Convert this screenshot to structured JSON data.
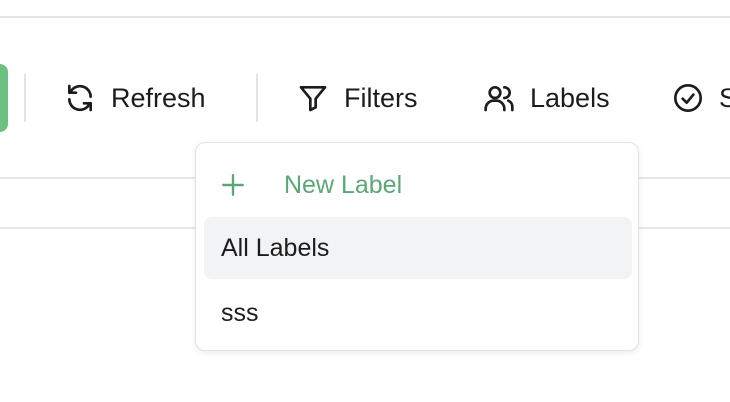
{
  "toolbar": {
    "refresh_label": "Refresh",
    "filters_label": "Filters",
    "labels_label": "Labels",
    "status_label": "S"
  },
  "labels_dropdown": {
    "new_label": "New Label",
    "items": [
      {
        "label": "All Labels",
        "highlighted": true
      },
      {
        "label": "sss",
        "highlighted": false
      }
    ]
  },
  "icons": {
    "refresh": "refresh-icon",
    "filters": "filter-icon",
    "labels": "users-icon",
    "status": "check-circle-icon",
    "new_label": "plus-icon"
  },
  "colors": {
    "accent_green": "#5aa874",
    "highlight_bg": "#f2f3f5",
    "left_button_green": "#6dbf82"
  }
}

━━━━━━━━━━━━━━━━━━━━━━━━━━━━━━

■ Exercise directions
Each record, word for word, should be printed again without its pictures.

■ Solved problem
Convert this screenshot to structured JSON data.
{
  "toolbar": {
    "refresh_label": "Refresh",
    "filters_label": "Filters",
    "labels_label": "Labels",
    "status_label": "S"
  },
  "labels_dropdown": {
    "new_label": "New Label",
    "items": [
      {
        "label": "All Labels",
        "highlighted": true
      },
      {
        "label": "sss",
        "highlighted": false
      }
    ]
  },
  "icons": {
    "refresh": "refresh-icon",
    "filters": "filter-icon",
    "labels": "users-icon",
    "status": "check-circle-icon",
    "new_label": "plus-icon"
  },
  "colors": {
    "accent_green": "#5aa874",
    "highlight_bg": "#f2f3f5",
    "left_button_green": "#6dbf82"
  }
}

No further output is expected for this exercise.